Back in July, I wrote a blog post about how we have to work every year to control the noxious weeds that are all too common in the Rocky Mountain West. In that post I mentioned we are also now dealing with another nasty invasive plant called cheatgrass, which technically isn't listed as a noxious weed -- and isn't even included in Montana's official list of noxious weeds. Nor is cheatgrass mentioned once in Montana's 2008 State Weed Plan. (You can download the 98-page document here as a PDF.) Yet in many respects cheatgrass is a worse problem than the "usual suspects" in the noxious weed universe, so the lack of official attention is very frustrating.
For one thing, cheatgrass is a grass -- it's a member of the brome family of grasses, which are widespread and provide excellent forage for livestock and wildlife. It's also called downy brome. But because of this genetic link, the only herbicides specifically designed to kill cheatgrass also suppress or kill other desirable pasture grasses, including smooth bromegrass and timothy. The other option is to use Roundup to kill live stands of cheatgrass, but of course you end up killing every plant in the immediate area.
This is why it is, in fact, much easier to control all those other noxious weeds, because they are broadleaf plants and the herbicides that kill them don't harm the grasses.
Cheatgrass is extremely aggressive, outcompeting other plants because it is often the first to come up in spring. How aggressive? Would you believe it can produce up to 10,000 plants per square yard? A single plant can generate 1,000 seeds, and these seeds have wedged awns that can puncture the skin in animals' mouths if they eat the plant. The seeds also work their way under the skin of other animals, like our dogs, and lurk for months until they rupture into an abscess.
Once cheatgrass goes to seed, the dried, dead plants form a mat that is incredibly flammable and greatly increases the fire danger.
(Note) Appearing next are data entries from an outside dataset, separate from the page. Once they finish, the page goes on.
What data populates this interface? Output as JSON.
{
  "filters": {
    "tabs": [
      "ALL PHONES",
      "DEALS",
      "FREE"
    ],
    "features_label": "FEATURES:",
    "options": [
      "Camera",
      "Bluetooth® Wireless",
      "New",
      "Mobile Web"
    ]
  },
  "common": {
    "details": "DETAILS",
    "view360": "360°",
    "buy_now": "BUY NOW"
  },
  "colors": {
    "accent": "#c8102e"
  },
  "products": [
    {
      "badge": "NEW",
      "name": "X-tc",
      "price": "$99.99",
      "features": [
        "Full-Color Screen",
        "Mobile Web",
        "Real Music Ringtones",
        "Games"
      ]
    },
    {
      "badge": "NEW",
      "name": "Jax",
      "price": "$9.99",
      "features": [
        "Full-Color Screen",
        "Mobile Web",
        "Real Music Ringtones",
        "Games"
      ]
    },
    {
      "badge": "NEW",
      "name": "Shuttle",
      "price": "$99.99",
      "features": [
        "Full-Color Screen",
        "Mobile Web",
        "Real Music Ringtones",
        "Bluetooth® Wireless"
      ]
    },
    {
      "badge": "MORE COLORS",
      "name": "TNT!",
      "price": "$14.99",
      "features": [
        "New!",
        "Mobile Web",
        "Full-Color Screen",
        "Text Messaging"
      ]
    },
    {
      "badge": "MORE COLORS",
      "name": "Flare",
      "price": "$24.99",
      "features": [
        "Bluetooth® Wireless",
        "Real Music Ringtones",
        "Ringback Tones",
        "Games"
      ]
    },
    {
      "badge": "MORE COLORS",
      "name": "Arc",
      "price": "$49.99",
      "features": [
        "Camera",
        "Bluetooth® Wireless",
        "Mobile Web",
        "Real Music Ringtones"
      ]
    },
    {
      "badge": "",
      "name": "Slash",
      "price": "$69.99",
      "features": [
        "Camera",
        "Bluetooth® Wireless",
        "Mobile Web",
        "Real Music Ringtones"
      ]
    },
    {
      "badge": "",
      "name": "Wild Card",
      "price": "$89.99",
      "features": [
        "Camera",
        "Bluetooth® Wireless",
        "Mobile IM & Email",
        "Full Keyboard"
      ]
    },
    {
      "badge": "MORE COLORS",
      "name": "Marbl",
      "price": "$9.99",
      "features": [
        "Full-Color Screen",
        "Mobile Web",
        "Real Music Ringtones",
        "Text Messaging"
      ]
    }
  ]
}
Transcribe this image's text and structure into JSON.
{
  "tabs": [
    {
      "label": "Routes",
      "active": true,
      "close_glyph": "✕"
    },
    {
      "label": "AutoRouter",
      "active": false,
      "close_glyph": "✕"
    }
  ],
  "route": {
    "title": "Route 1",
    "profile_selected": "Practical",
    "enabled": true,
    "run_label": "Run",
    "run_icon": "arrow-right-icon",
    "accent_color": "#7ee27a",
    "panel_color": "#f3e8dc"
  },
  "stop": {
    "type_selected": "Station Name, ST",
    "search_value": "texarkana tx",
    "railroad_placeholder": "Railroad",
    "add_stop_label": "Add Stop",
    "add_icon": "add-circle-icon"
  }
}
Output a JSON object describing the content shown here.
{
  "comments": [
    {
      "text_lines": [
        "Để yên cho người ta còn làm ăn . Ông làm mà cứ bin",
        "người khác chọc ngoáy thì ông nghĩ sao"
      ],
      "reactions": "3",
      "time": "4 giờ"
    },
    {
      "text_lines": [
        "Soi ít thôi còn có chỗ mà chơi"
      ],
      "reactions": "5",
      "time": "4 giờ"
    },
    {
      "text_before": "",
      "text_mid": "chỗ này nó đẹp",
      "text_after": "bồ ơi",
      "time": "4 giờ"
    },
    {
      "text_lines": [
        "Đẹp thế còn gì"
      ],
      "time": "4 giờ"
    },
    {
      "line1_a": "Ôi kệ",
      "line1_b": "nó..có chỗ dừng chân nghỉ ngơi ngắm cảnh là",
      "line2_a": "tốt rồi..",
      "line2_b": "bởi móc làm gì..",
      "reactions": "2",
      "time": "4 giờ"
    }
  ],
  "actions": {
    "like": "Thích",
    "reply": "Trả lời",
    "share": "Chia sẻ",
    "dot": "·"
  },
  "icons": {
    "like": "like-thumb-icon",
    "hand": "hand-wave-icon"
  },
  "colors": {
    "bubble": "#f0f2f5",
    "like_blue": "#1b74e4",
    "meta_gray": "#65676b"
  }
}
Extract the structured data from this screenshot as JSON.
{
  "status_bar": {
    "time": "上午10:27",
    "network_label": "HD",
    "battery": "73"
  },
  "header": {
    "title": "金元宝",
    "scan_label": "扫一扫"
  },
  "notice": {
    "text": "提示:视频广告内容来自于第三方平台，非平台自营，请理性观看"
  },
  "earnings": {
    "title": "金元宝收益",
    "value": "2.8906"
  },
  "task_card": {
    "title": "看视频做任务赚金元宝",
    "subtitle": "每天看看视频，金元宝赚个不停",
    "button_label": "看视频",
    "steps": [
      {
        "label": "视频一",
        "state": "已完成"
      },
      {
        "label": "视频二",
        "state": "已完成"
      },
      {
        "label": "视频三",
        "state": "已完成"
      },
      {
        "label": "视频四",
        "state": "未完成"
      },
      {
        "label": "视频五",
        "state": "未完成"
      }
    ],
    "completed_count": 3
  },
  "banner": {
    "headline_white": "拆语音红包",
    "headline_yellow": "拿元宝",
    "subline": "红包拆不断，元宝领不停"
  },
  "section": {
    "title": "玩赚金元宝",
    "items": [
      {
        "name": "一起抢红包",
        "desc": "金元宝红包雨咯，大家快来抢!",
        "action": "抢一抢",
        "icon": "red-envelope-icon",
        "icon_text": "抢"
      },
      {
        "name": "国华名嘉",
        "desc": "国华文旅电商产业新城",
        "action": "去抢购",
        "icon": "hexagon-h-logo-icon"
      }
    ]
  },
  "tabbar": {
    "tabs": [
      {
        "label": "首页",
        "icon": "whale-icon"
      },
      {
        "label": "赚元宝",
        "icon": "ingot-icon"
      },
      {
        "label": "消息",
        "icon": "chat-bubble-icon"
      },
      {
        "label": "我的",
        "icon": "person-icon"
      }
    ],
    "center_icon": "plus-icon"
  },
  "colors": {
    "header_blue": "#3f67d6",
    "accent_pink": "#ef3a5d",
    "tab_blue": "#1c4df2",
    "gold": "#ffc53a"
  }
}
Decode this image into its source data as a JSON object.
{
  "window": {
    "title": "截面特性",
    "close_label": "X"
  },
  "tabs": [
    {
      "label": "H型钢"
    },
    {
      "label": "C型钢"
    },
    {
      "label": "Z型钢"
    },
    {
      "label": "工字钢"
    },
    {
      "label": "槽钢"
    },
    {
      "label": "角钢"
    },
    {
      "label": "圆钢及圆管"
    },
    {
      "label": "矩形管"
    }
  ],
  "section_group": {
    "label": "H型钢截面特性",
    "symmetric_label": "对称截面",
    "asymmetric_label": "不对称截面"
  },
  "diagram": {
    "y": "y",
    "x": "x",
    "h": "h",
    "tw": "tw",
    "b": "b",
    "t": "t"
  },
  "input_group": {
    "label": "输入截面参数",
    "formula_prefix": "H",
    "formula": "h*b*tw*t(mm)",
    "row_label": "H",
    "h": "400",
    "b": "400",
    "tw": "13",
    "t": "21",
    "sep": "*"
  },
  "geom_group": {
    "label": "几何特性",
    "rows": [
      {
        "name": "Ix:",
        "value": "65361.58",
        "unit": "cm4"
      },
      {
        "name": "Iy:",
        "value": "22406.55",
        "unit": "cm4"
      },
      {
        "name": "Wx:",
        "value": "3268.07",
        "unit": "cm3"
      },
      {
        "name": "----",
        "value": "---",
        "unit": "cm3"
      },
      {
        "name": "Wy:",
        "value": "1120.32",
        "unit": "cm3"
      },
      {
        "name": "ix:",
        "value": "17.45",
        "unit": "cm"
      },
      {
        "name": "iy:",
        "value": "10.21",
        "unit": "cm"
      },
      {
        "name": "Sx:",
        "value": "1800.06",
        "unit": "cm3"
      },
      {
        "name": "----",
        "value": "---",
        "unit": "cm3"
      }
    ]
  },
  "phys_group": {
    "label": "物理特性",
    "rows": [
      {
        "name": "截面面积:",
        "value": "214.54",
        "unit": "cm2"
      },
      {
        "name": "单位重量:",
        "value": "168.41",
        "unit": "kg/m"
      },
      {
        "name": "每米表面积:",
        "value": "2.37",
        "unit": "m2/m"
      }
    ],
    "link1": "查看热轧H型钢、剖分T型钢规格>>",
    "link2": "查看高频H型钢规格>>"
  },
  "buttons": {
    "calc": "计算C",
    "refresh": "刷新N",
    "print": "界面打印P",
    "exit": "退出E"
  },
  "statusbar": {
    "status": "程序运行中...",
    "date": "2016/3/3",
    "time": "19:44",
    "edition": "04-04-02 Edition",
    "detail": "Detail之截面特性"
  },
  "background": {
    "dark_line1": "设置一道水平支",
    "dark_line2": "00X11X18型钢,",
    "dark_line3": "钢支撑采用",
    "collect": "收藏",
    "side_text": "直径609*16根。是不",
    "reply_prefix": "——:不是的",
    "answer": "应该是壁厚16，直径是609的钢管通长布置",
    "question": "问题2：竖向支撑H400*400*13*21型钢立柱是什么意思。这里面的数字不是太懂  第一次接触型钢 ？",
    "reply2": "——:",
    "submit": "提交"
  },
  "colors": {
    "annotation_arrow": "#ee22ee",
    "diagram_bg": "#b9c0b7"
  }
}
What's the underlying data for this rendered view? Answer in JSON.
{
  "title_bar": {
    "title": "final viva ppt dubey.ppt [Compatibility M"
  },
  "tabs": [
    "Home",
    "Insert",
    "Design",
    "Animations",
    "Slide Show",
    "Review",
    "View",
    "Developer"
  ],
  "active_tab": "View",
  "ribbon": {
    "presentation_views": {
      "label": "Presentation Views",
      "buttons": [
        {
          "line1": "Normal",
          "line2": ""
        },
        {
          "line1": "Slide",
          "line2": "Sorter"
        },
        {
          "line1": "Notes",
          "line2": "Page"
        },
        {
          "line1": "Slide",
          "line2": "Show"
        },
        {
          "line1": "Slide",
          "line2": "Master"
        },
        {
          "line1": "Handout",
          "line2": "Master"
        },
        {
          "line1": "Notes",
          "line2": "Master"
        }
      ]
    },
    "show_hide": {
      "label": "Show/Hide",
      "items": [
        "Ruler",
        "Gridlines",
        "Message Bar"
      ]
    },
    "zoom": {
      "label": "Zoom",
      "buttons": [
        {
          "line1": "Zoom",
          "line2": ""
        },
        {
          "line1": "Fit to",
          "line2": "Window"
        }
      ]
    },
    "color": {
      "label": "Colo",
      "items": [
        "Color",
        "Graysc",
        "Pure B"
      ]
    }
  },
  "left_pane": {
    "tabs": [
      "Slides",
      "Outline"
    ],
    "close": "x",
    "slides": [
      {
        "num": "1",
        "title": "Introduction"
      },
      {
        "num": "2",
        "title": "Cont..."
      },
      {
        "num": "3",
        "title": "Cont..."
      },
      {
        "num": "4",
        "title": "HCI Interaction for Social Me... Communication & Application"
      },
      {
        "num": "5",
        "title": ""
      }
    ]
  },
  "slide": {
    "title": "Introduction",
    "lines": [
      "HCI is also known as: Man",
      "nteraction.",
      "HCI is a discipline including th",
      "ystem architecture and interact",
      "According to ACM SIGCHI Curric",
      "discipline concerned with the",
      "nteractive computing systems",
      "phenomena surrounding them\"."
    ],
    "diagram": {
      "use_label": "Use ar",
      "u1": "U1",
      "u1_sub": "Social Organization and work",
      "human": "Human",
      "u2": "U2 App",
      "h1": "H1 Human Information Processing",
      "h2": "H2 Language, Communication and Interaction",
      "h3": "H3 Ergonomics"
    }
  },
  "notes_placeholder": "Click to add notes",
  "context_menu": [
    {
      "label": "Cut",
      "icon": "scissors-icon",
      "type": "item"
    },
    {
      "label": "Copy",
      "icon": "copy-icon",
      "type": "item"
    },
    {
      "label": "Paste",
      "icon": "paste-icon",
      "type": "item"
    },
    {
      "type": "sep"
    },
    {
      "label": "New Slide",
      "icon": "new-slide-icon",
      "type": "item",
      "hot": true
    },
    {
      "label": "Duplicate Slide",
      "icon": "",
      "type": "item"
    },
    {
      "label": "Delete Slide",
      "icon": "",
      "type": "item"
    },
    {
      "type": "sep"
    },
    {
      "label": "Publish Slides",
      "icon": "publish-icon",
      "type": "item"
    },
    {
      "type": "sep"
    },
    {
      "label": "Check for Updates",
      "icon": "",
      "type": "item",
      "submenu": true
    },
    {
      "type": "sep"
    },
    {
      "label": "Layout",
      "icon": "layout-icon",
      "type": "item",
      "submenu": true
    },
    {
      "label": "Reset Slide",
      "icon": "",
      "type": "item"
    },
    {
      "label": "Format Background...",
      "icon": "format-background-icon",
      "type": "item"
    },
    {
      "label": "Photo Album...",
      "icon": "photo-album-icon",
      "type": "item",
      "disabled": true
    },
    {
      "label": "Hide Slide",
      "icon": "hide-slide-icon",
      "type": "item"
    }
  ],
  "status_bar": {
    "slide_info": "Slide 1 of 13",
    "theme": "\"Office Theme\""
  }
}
Here is what a mound of cheatgrass -- the taller, lighter plants in the middle -- looks like on our property:
Because cheatgrass looks very much like a grass, many landowners don't even realize what they've got, and thus don't do anything about it. It is possible for livestock like cattle to graze this plant very early in the spring, before it goes to seed and becomes harmful to their mouths, but it's tricky timing the grazing ... and if other grasses are available, the animals will often prefer those anyway. You can disk it up (plowing, in effect) early in the year, but you end up disking up all your other grasses, too. Hand-pulling, given the number of acres we have and human resources required, isn't really feasible.
The best control strategy is spraying in the fall, before the cheatgrass germination cycle. That's what our weed expert, Jeff Campbell of Blackfoot Weed Control, is doing in the photo at the top of this post. Jeff started spraying for cheatgrass today, and it will probably take him three days to find all the pockets of cheatgrass scattered across the ranch. (Margaret says, "This is a job for man, not goat.") He is using a one-two punch for a treatment: a mixture of Roundup for the living cheatgrass and the herbicide, Plateau, for the pre-emergent seeds. In the spring we will then disk up these areas and plant new pasture grasses.
Although we didn't even have a cheatgrass problem on the ranch until last year, you can see this stuff everywhere now in our part of Montana. It's expensive and time-consuming to control, but we're going to do all we can to get rid of it from our own 160 acres.